I cooked the fluke I had caught way back then, in the late 1980s, but I don’t remember the details.  I do know it was the first time, but it wasn’t to be the last. It’s a very fine fish, and we’re very fortunate to be living so close to the home waters of one whose numbers, I believe, are not threatened, at least so far.

Persian, or Middle Eastern cucumbers are definitely not threatened, and in fact I think they’re just beginning to be noticed by most home cooks.

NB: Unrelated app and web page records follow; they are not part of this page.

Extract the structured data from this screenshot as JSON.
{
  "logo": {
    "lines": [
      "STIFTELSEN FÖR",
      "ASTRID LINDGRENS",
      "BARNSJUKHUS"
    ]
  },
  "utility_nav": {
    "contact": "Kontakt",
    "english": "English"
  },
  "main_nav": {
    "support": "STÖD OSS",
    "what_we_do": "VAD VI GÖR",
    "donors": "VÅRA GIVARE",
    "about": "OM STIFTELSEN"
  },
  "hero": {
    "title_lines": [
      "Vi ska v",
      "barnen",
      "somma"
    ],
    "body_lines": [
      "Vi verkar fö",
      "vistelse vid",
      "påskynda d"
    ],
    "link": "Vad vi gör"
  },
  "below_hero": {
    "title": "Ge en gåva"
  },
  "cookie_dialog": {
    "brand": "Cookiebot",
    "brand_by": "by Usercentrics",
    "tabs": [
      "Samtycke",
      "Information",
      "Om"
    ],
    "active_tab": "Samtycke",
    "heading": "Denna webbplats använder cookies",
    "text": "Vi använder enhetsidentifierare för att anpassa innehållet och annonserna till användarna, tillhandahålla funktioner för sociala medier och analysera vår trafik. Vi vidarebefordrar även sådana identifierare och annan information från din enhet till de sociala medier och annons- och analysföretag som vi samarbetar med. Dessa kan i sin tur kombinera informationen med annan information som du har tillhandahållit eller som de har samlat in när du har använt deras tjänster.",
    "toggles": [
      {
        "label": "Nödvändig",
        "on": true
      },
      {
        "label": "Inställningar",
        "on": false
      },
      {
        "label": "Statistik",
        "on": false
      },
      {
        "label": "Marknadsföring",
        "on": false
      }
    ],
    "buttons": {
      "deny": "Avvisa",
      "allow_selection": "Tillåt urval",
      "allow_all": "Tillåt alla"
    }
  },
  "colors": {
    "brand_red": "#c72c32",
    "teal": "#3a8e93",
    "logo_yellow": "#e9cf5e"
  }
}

I expect they’ll soon be very popular.



  • one 14-ounce flounder fillet from P.E. & D.D. Seafood, seasoned with salt and pepper, sautéed in olive oil and butter over high heat until golden brown (2-3 minutes on the first side, 1-2 minutes on the other), divided into 2 portions and served with a tomato butter composed a few minutes earlier by melting some ‘Kerrygold Pure Irish Butter‘, then adding one fresh shallot from Lani’s farm, cooking it until softened and fragrant, removing it from the heat, allowing it to cool for 2 or 3 minutes, then tossing it with half a dozen sliced Backyard Farms Maine ‘cocktail tomatoes’ from Whole Foods, earlier seasoned with salt and tossed with a mixture of chopped pipicha [Porophyllum Linaria], a native Mexican herb, with a taste similar to cilantro, but with a hint of lemon and anise) from Lani’s Farm and chopped summer savory from Stokes Farm, a few drops of red wine (Chianti) vinegar stirred into the mix at the end
  • a handful of small Persian cucumbers from Stokes Farm, cut into 2 to 3 cm segments, sautéed in olive oil until lightly browned, seasoned with sea salt, and tossed with chopped calamint (aka mentuccia, nipitella or nepitella, which tastes like a cross between mint and oregano) from Berried Treasures Farm
  • the wine was a California (Lodi) rosé, Karen Birmingham Rosé Lodi 2015
  • the music was from various streaming online stations